Buhari’s Exxon sale flip-flop could discourage investment in Nigeria’s oil production
(Bloomberg) — Nigerian President Muhammadu Buhari’s flip-flop over the sale of Exxon Mobil Corp.’s assets could discourage investment in Africa’s largest oil producer in the wake of industry reform meant to grow the sector.
A $1.28 billion bid by Lagos and London-listed Seplat Energy Plc for shares in Exxon’s local subsidiary was initially backed by Buhari despite opposition from the state-owned Nigeria National Petroleum Company, Exxon’s partner on the blocks with a total capacity of 95,000 barrels of oil equivalent a day.

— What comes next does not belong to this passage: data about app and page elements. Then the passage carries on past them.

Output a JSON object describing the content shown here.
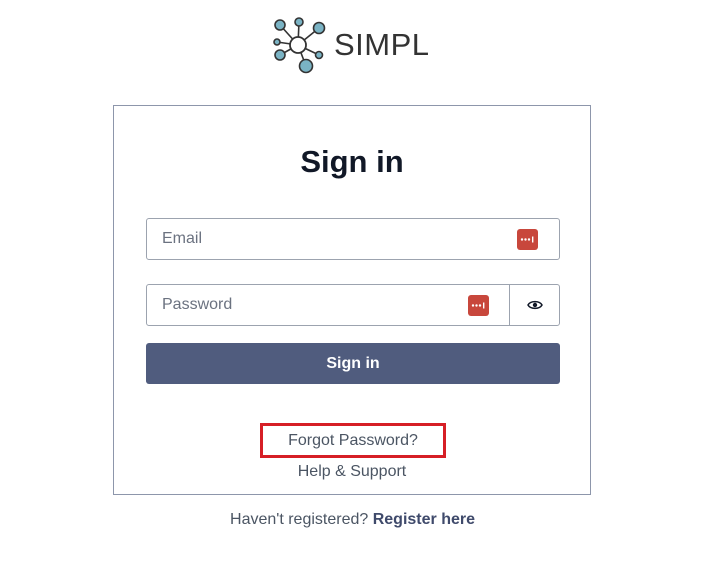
{
  "brand": {
    "name": "SIMPL",
    "logo_icon": "network-nodes-icon",
    "node_color": "#7ab3c4"
  },
  "signin": {
    "title": "Sign in",
    "email_placeholder": "Email",
    "password_placeholder": "Password",
    "submit_label": "Sign in",
    "password_manager_icon": "password-manager-icon",
    "password_manager_color": "#c8473c",
    "toggle_icon": "eye-icon",
    "button_color": "#505c7e"
  },
  "links": {
    "forgot_password": "Forgot Password?",
    "help_support": "Help & Support",
    "highlight_color": "#d61f26"
  },
  "register": {
    "prompt": "Haven't registered?",
    "link_label": "Register here"
  }
}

Buhari, who also doubles as oil minister, went on to reverse his decision, citing a lack of coordination among government agencies and after the regulator, the Nigerian Upstream Petroleum Regulatory Commission, publicly rejected his approval.
The deal would have been the first major transaction to be announced since Nigeria passed sweeping legislation aimed at bolstering oil and gas investments after two decades of uncertainty. Buhari’s administration is trying to reverse dwindling production and attract major investment into the sector that generates more than 90% of export earnings.
Investors that have acquired Seplat’s shares following the approval of the deal will now be concerned about how this ends, Mariam Olabode, oil and gas analyst at Lagos-based Afrivest West Africa, said by phone. “The issue of oil theft, vandalism and insecurity along the pipelines is still there and they remain a concern to investors,“ she said. “Now, we have this acquisition dispute.”
Potentially worse is the public contradiction between Nigeria’s president and its oil regulator having “a knock-on effect on other deals that are waiting on the outcome here,” said Gail Anderson, research director at consultancy Wood Mackenzie Ltd.
The debacle isn’t the first display of indecisiveness in Nigeria’s oil sector under Buhari. Early last year, petroleum licenses belonging to Chinese-owned Addax Petroleum Corp were revoked, restored and revoked again this year.
Rampant crude theft and insecurity in the Niger River Delta, where most of the oil is produced, has cut production to an all-time low, with the country unable to meet its set OPEC quotas. Meanwhile, oil majors are planning to exit part of their investments in Africa’s most populous country.
Oil majors will now look at their exit strategies before investing and possibly negotiate it from the outset, said Ayodele Oni, partner at Bloomfield Law Practice in Lagos. “The optics are not very good for the country,” Oni said.